[Component data from apps and pages]
○ ○ ○ ○
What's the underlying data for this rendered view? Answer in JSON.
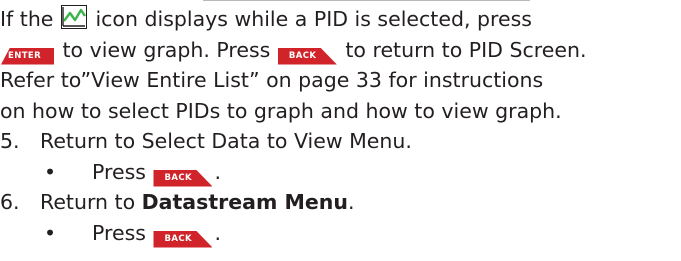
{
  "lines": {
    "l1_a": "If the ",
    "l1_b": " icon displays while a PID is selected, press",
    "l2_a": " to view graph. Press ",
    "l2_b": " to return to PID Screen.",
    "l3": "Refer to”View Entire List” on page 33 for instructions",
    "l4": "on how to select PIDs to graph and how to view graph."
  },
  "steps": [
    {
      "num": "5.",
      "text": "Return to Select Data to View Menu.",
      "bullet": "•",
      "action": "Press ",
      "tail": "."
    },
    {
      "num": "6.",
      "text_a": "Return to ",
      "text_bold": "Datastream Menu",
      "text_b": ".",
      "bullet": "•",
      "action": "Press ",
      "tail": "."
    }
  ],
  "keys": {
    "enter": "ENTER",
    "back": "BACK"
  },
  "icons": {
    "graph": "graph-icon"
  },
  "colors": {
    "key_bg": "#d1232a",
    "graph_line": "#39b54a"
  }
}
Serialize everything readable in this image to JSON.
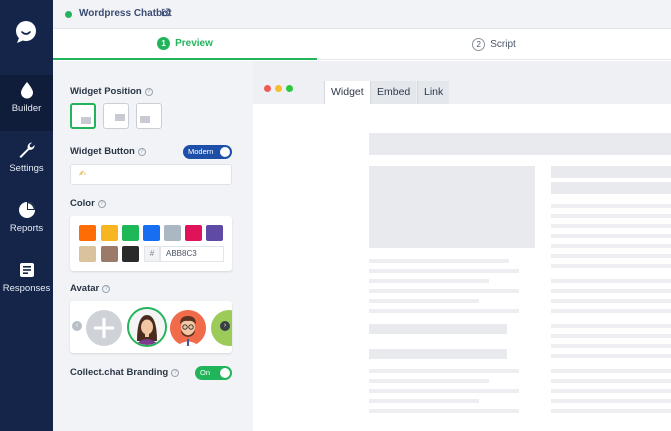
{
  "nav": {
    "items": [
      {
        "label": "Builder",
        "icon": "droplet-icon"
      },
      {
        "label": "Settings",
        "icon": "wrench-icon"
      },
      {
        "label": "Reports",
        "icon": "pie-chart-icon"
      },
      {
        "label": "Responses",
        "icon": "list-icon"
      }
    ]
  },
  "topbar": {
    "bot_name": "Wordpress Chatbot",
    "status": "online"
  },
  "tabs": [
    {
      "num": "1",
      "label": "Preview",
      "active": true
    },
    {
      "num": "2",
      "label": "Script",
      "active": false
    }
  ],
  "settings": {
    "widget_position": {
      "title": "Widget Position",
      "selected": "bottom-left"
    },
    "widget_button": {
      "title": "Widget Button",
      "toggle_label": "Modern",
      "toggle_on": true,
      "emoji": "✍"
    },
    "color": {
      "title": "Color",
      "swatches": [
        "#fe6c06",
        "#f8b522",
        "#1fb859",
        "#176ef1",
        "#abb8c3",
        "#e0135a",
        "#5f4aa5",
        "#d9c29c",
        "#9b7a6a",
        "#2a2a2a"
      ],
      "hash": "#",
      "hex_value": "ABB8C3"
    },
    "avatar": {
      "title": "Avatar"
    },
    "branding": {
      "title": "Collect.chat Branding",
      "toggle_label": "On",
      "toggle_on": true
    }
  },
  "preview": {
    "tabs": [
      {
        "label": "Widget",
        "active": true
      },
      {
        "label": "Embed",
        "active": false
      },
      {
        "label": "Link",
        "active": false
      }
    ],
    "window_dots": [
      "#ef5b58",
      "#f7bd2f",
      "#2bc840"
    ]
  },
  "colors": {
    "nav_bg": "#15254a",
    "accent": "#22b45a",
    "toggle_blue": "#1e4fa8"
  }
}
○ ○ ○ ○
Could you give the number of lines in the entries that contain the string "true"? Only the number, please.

(SOLUTION FOR THIS EXERCISE)
4